Take a risk and speak your mind – Don’t be afraid to speak up at meeting to air your views , offer suggestions or solutions that you are not directly responsible for without undermining your boss or co-workers.

Take your networking to the streets – During any downtime at work like summer vacations, it would be good thing to get out there and network and further your professional relationships over a lunch or a round of golf, for example, r perhaps attend a few networking events.

Fill in for co-workers who are on vacation – If you are interested in a specific project a colleague is working on, why not offer your to help while your colleague is on vacation and further your skills.

Set up informational interviews – If you are thinking about your next career move, especially in a changing industry, set up some informational interviews. Talking to and picking the brains of the smartest and most capable people in your extended network could help you to find your dream job.

Take class or short course – Continuing education and upgrading your skills not only expands your horizons, but also shows the type of person you are and how you want to expand your career options. Upgrading your skills will also keep you up-to-date with current industry standards . Find a course today.

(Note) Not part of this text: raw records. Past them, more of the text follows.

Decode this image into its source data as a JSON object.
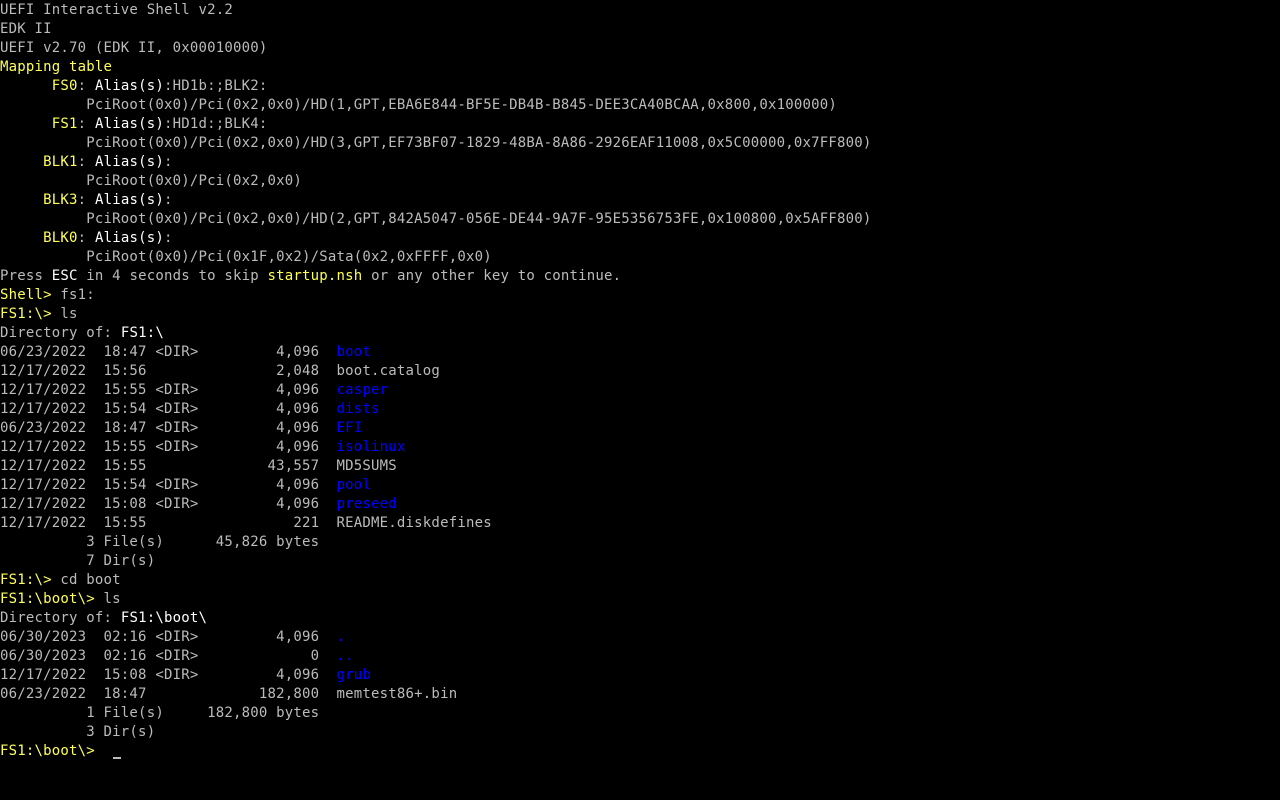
{
  "colors": {
    "background": "#000000",
    "gray": "#bbbbbb",
    "white": "#ffffff",
    "yellow": "#ffff55",
    "blue": "#0000ff"
  },
  "lines": [
    [
      {
        "t": "UEFI Interactive Shell v2.2",
        "c": "gray"
      }
    ],
    [
      {
        "t": "EDK II",
        "c": "gray"
      }
    ],
    [
      {
        "t": "UEFI v2.70 (EDK II, 0x00010000)",
        "c": "gray"
      }
    ],
    [
      {
        "t": "Mapping table",
        "c": "yellow"
      }
    ],
    [
      {
        "t": "      ",
        "c": "gray"
      },
      {
        "t": "FS0",
        "c": "yellow"
      },
      {
        "t": ": ",
        "c": "gray"
      },
      {
        "t": "Alias(s)",
        "c": "white"
      },
      {
        "t": ":HD1b:;BLK2:",
        "c": "gray"
      }
    ],
    [
      {
        "t": "          PciRoot(0x0)/Pci(0x2,0x0)/HD(1,GPT,EBA6E844-BF5E-DB4B-B845-DEE3CA40BCAA,0x800,0x100000)",
        "c": "gray"
      }
    ],
    [
      {
        "t": "      ",
        "c": "gray"
      },
      {
        "t": "FS1",
        "c": "yellow"
      },
      {
        "t": ": ",
        "c": "gray"
      },
      {
        "t": "Alias(s)",
        "c": "white"
      },
      {
        "t": ":HD1d:;BLK4:",
        "c": "gray"
      }
    ],
    [
      {
        "t": "          PciRoot(0x0)/Pci(0x2,0x0)/HD(3,GPT,EF73BF07-1829-48BA-8A86-2926EAF11008,0x5C00000,0x7FF800)",
        "c": "gray"
      }
    ],
    [
      {
        "t": "     ",
        "c": "gray"
      },
      {
        "t": "BLK1",
        "c": "yellow"
      },
      {
        "t": ": ",
        "c": "gray"
      },
      {
        "t": "Alias(s)",
        "c": "white"
      },
      {
        "t": ":",
        "c": "gray"
      }
    ],
    [
      {
        "t": "          PciRoot(0x0)/Pci(0x2,0x0)",
        "c": "gray"
      }
    ],
    [
      {
        "t": "     ",
        "c": "gray"
      },
      {
        "t": "BLK3",
        "c": "yellow"
      },
      {
        "t": ": ",
        "c": "gray"
      },
      {
        "t": "Alias(s)",
        "c": "white"
      },
      {
        "t": ":",
        "c": "gray"
      }
    ],
    [
      {
        "t": "          PciRoot(0x0)/Pci(0x2,0x0)/HD(2,GPT,842A5047-056E-DE44-9A7F-95E5356753FE,0x100800,0x5AFF800)",
        "c": "gray"
      }
    ],
    [
      {
        "t": "     ",
        "c": "gray"
      },
      {
        "t": "BLK0",
        "c": "yellow"
      },
      {
        "t": ": ",
        "c": "gray"
      },
      {
        "t": "Alias(s)",
        "c": "white"
      },
      {
        "t": ":",
        "c": "gray"
      }
    ],
    [
      {
        "t": "          PciRoot(0x0)/Pci(0x1F,0x2)/Sata(0x2,0xFFFF,0x0)",
        "c": "gray"
      }
    ],
    [
      {
        "t": "Press ",
        "c": "gray"
      },
      {
        "t": "ESC",
        "c": "white"
      },
      {
        "t": " in 4 seconds to skip ",
        "c": "gray"
      },
      {
        "t": "startup.nsh",
        "c": "yellow"
      },
      {
        "t": " or any other key to continue.",
        "c": "gray"
      }
    ],
    [
      {
        "t": "Shell> ",
        "c": "yellow"
      },
      {
        "t": "fs1:",
        "c": "gray"
      }
    ],
    [
      {
        "t": "FS1:\\> ",
        "c": "yellow"
      },
      {
        "t": "ls",
        "c": "gray"
      }
    ],
    [
      {
        "t": "Directory of: ",
        "c": "gray"
      },
      {
        "t": "FS1:\\",
        "c": "white"
      }
    ],
    [
      {
        "t": "06/23/2022  18:47 <DIR>         4,096  ",
        "c": "gray"
      },
      {
        "t": "boot",
        "c": "blue"
      }
    ],
    [
      {
        "t": "12/17/2022  15:56               2,048  boot.catalog",
        "c": "gray"
      }
    ],
    [
      {
        "t": "12/17/2022  15:55 <DIR>         4,096  ",
        "c": "gray"
      },
      {
        "t": "casper",
        "c": "blue"
      }
    ],
    [
      {
        "t": "12/17/2022  15:54 <DIR>         4,096  ",
        "c": "gray"
      },
      {
        "t": "dists",
        "c": "blue"
      }
    ],
    [
      {
        "t": "06/23/2022  18:47 <DIR>         4,096  ",
        "c": "gray"
      },
      {
        "t": "EFI",
        "c": "blue"
      }
    ],
    [
      {
        "t": "12/17/2022  15:55 <DIR>         4,096  ",
        "c": "gray"
      },
      {
        "t": "isolinux",
        "c": "blue"
      }
    ],
    [
      {
        "t": "12/17/2022  15:55              43,557  MD5SUMS",
        "c": "gray"
      }
    ],
    [
      {
        "t": "12/17/2022  15:54 <DIR>         4,096  ",
        "c": "gray"
      },
      {
        "t": "pool",
        "c": "blue"
      }
    ],
    [
      {
        "t": "12/17/2022  15:08 <DIR>         4,096  ",
        "c": "gray"
      },
      {
        "t": "preseed",
        "c": "blue"
      }
    ],
    [
      {
        "t": "12/17/2022  15:55                 221  README.diskdefines",
        "c": "gray"
      }
    ],
    [
      {
        "t": "          3 File(s)      45,826 bytes",
        "c": "gray"
      }
    ],
    [
      {
        "t": "          7 Dir(s)",
        "c": "gray"
      }
    ],
    [
      {
        "t": "FS1:\\> ",
        "c": "yellow"
      },
      {
        "t": "cd boot",
        "c": "gray"
      }
    ],
    [
      {
        "t": "FS1:\\boot\\> ",
        "c": "yellow"
      },
      {
        "t": "ls",
        "c": "gray"
      }
    ],
    [
      {
        "t": "Directory of: ",
        "c": "gray"
      },
      {
        "t": "FS1:\\boot\\",
        "c": "white"
      }
    ],
    [
      {
        "t": "06/30/2023  02:16 <DIR>         4,096  ",
        "c": "gray"
      },
      {
        "t": ".",
        "c": "blue"
      }
    ],
    [
      {
        "t": "06/30/2023  02:16 <DIR>             0  ",
        "c": "gray"
      },
      {
        "t": "..",
        "c": "blue"
      }
    ],
    [
      {
        "t": "12/17/2022  15:08 <DIR>         4,096  ",
        "c": "gray"
      },
      {
        "t": "grub",
        "c": "blue"
      }
    ],
    [
      {
        "t": "06/23/2022  18:47             182,800  memtest86+.bin",
        "c": "gray"
      }
    ],
    [
      {
        "t": "          1 File(s)     182,800 bytes",
        "c": "gray"
      }
    ],
    [
      {
        "t": "          3 Dir(s)",
        "c": "gray"
      }
    ],
    [
      {
        "t": "FS1:\\boot\\> ",
        "c": "yellow"
      }
    ]
  ]
}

Rewarding high paying non-desk jobs and careers

Boring desk job
A good paying job and an active working environment cannot occur at the same time. Is this correct? Good news for those individuals who do not want to find themselves sitting in a cubicle and chained to desk all day.

By far, the vast majority of good paying jobs require extensive postgraduate degrees, however there are many non-desk jobs that do not require four year degrees and also offer a good hourly salary.

There are numerous non-desk job that pay above average hourly salaries that do not require formal degrees according to a research study CareerBuilder.

The survey highlighted that individuals working in non-desk jobs are twice as likely to complain or express discontent with their occupation and work environment, but they were far less likely to be overweight. Not only do non-desk jobs  offer great environments and a slimmer waistline—they can offer bigger paychecks.

Over the last decade, there has been a huge shift from labour intensive jobs to a professional services economy given the huge profits and gains associated with information and service industry occupations. Having said this, one of the fastest areas of job growth are associated with middle-skill occupations that do not require individuals to sit behind a desk in front of a computer for 45 hours a week.

Here is a list of the best high paying non-desk jobs:

Health care occupations  
Dental hygienist
Diagnostic medical sonographer
Occupational therapy assistant

Construction and extraction occupations  
Elevator installer and repairer
Boilermaker
Rotary drill operator, oil and gas

Installation and maintenance occupations  
Electrical power-line installer and repairer
Avionics technician
Signal and track switch repairer

Architecture and engineering occupations  
Mechanical engineering technician
Industrial engineering technician
Electro-mechanical technician

Green energy occupations
Wind turbine service technician
Solar photovoltaic installer

Miscellaneous non-desk occupations 
Locksmith
Massage therapist
Travel guide
Fitness trainer and aerobics instructor